### DESCRIPTION OF THE TASK
Your reply is to be the lines below, exactly as written, with images omitted.

*** DATA EXCERPTS

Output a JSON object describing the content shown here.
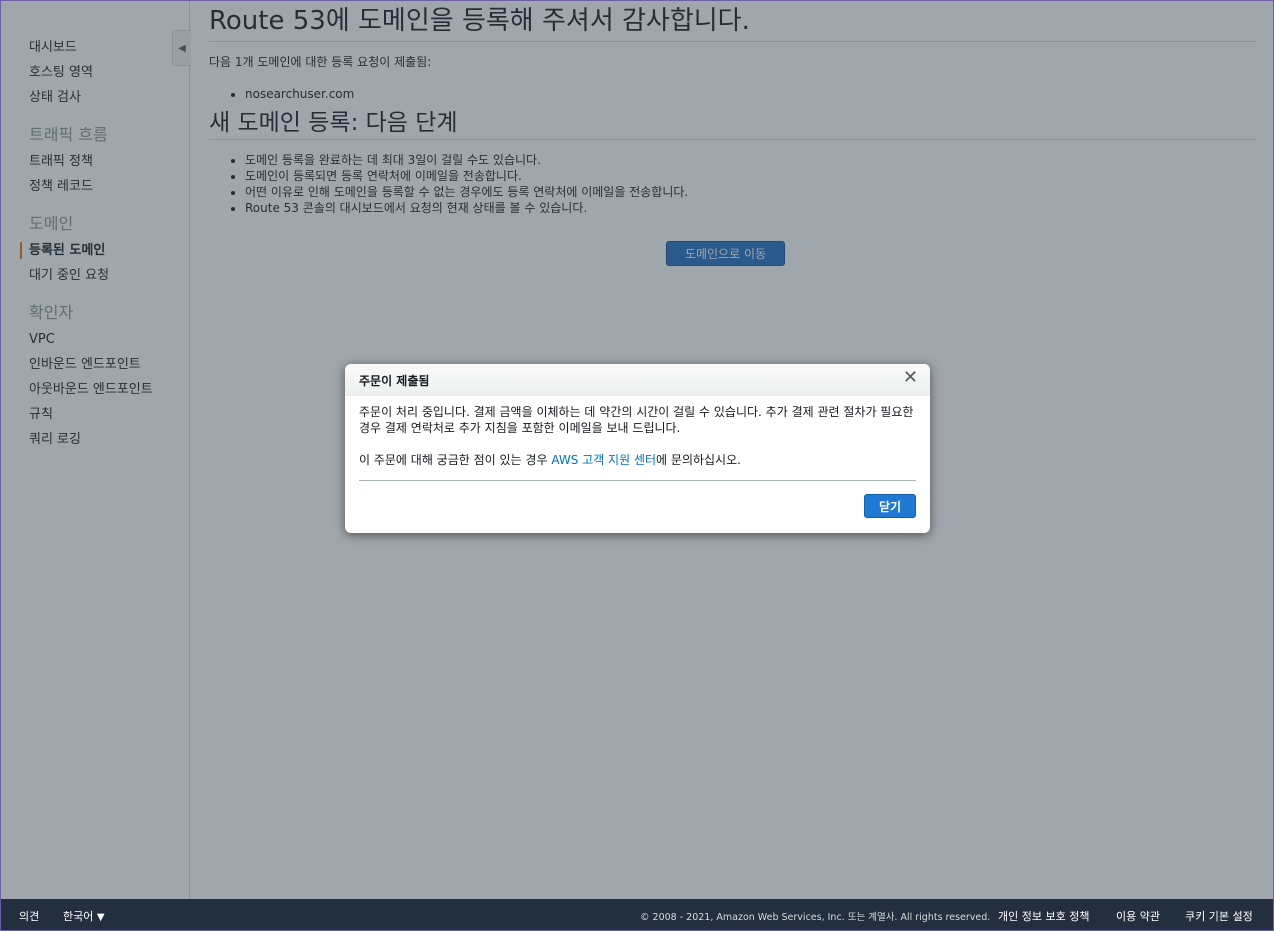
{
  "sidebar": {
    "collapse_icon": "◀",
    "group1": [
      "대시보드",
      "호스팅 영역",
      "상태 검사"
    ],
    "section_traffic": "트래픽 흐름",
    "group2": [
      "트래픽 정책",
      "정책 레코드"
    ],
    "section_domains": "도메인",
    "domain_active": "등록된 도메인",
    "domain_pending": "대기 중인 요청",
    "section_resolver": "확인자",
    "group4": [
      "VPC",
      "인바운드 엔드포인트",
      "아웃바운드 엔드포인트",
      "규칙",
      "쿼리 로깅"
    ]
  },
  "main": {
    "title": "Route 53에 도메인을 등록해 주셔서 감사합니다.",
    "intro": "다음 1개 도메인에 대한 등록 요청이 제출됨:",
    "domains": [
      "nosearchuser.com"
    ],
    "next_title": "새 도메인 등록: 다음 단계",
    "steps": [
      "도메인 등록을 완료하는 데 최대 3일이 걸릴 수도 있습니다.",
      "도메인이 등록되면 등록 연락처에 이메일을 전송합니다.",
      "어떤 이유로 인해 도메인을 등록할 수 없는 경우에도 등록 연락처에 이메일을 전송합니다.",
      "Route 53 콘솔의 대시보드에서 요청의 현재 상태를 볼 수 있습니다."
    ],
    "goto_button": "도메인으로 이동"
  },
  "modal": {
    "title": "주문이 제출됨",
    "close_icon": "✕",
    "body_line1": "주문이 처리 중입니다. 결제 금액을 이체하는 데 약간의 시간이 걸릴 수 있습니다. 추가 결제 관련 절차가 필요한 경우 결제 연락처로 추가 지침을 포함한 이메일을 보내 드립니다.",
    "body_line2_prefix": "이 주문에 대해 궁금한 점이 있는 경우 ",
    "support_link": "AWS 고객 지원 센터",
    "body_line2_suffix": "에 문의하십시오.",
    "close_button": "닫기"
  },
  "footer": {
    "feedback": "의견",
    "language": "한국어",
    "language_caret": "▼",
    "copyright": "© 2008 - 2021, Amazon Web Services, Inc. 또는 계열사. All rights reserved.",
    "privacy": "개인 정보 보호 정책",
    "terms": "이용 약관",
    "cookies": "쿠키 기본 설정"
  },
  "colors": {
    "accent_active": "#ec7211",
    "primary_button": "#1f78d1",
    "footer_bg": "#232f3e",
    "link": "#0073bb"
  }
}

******

### ANSWER SECTION
Output a JSON object describing the content shown here.
{
  "sidebar": {
    "collapse_icon": "◀",
    "group1": [
      "대시보드",
      "호스팅 영역",
      "상태 검사"
    ],
    "section_traffic": "트래픽 흐름",
    "group2": [
      "트래픽 정책",
      "정책 레코드"
    ],
    "section_domains": "도메인",
    "domain_active": "등록된 도메인",
    "domain_pending": "대기 중인 요청",
    "section_resolver": "확인자",
    "group4": [
      "VPC",
      "인바운드 엔드포인트",
      "아웃바운드 엔드포인트",
      "규칙",
      "쿼리 로깅"
    ]
  },
  "main": {
    "title": "Route 53에 도메인을 등록해 주셔서 감사합니다.",
    "intro": "다음 1개 도메인에 대한 등록 요청이 제출됨:",
    "domains": [
      "nosearchuser.com"
    ],
    "next_title": "새 도메인 등록: 다음 단계",
    "steps": [
      "도메인 등록을 완료하는 데 최대 3일이 걸릴 수도 있습니다.",
      "도메인이 등록되면 등록 연락처에 이메일을 전송합니다.",
      "어떤 이유로 인해 도메인을 등록할 수 없는 경우에도 등록 연락처에 이메일을 전송합니다.",
      "Route 53 콘솔의 대시보드에서 요청의 현재 상태를 볼 수 있습니다."
    ],
    "goto_button": "도메인으로 이동"
  },
  "modal": {
    "title": "주문이 제출됨",
    "close_icon": "✕",
    "body_line1": "주문이 처리 중입니다. 결제 금액을 이체하는 데 약간의 시간이 걸릴 수 있습니다. 추가 결제 관련 절차가 필요한 경우 결제 연락처로 추가 지침을 포함한 이메일을 보내 드립니다.",
    "body_line2_prefix": "이 주문에 대해 궁금한 점이 있는 경우 ",
    "support_link": "AWS 고객 지원 센터",
    "body_line2_suffix": "에 문의하십시오.",
    "close_button": "닫기"
  },
  "footer": {
    "feedback": "의견",
    "language": "한국어",
    "language_caret": "▼",
    "copyright": "© 2008 - 2021, Amazon Web Services, Inc. 또는 계열사. All rights reserved.",
    "privacy": "개인 정보 보호 정책",
    "terms": "이용 약관",
    "cookies": "쿠키 기본 설정"
  },
  "colors": {
    "accent_active": "#ec7211",
    "primary_button": "#1f78d1",
    "footer_bg": "#232f3e",
    "link": "#0073bb"
  }
}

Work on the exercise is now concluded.